The importance of a biographical job list

H. Kent Craig on the importance of keeping a chapter-and-verse biographical job list

I have to admit to you — my loyal readers — and everyone else that I've been unemployed for some months now, and if anything, things are getting tougher and grimmer by the week. The most horrific of business cycles is still a cycle. And yes, things will eventually turn around. However, even if I'm often a seer at times, I'm not that good to be able to see that far over the horizon to be able to even remotely predict when things will actually turn around.

One consequence of this near-shutdown of new work in the pipeline, which we as senior estimators and project managers ultimately depend, has been that while a tiny handful of companies with a bit of cash on hand are still looking for the truly select opportunity to "cherry pick" top talent, what jobs there are for us and our brethren are so scarce that upfront requirements to even begin a discussion about possible employment have become tougher and tougher. One thing I admit I didn't see coming because of present circumstances is the now almost-universal demand for a "job list" in addition to your resume, references, etc.

In the past when recruiters would call me, the first thing out of their mouths would be a demand for a job list. At that point, I would politely cut the conversation short and not give them the time of day. After all, our community is so small that with a couple of phone calls we can find out pretty much the reputation, track record, etc. of almost anyone within our professional peer group. Add to that the fact that if you were a senior estimator during the past good times, you were bidding anywhere from three, four or sometimes many times more jobs than that per week. How and why would you possibly keep up with all that traffic on and off your desk?

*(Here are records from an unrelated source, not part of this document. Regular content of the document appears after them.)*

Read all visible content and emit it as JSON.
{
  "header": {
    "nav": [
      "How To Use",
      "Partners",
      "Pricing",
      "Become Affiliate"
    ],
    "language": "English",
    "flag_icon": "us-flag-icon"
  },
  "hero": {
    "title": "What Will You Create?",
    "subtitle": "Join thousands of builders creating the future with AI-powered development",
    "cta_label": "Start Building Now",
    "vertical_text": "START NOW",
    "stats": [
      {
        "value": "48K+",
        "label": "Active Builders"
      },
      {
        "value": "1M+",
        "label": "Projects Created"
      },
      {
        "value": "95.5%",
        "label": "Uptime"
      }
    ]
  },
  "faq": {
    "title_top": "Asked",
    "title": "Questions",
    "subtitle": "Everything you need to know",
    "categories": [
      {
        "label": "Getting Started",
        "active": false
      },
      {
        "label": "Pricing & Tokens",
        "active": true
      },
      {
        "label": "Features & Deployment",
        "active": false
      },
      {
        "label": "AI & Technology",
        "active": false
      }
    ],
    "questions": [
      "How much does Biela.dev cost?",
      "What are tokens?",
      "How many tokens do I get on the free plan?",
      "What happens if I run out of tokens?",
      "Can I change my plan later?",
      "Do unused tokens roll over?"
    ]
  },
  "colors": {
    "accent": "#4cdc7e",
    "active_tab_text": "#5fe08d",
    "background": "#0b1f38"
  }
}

And if you were a senior project manager (yeah, we all remember the "trophy elephants," the projects we still brag about, along with the "galleries of horrors," the jobs we wish we could forget) why would it occur to you that one day you might need to be able to show documentation on not just the kinds of jobs you were handling, but the actual names, dates, places, numbers, money, etc. of each and every project?

It certainly never occurred to me that this would be necessary, and I do regret not having seen it coming!

Let me tell you right now that in the past 90 days I've lost opportunities to get past the initial phone interviews for four different positions I was perfectly suited for, three sent to me from headhunters and one I stumbled across from a principal company, all because I didn't have a chapter-and-verse biographical job list.

But think about it … having grown up in the business and having been a part of it all of my adult life and career as both senior estimator and project manager, how many hundreds bumping into thousands of jobs have I actually estimated in one form or the other, and how many tens bumping into hundreds of those jobs put on the books by my numbers in the pre-construction phase did I manage post-bid-award construction?

Admitting I have a terrible memory so much so that at times you can drive the proverbial Mack truck through it, except for those aforementioned trophy elephants and galleries of horrors, I'd be hard pressed to come up with a ballpark number that more than likely wouldn't be either way low or way high. Let alone remembering at this point who the architects and engineers were on any given job that I previously worked on, the selling price of the job, the net profit from the job, the GC's project manager, the owner of the said job, etc. The specifics to remember could go on and on.

My point is that no matter where you are in your career, if you haven't been keeping what amounts to a near-autobiographical list of all the jobs your companies were awarded and a more detailed list of third-party verifiable breakout numbers and information about jobs you project managed afterwards, you need to start dragging old files out from the garage and racking your brain to start composing some sort of post-mortem job list. Chances are you'll need it when the economy turns around and companies begin hiring again.

And if you're early in your career, it will behoove you to begin keeping such a list in earnest now, because even when the economy recovers, potential employers will still have more supply of "us" than there will be initially a demand for. You'll have to be able to handle any challenge to possible employment thrown at you, including this old but new again in-spades paradigm of not just having a track record, but having it available in more or less traceable hardcopy so it can be scrutinized.

Kent Craig is a second-generation mechanical contractor with unlimited Master's licenses in boilers, air conditioning, heating and plumbing. You may contact him via e-mail at [email protected].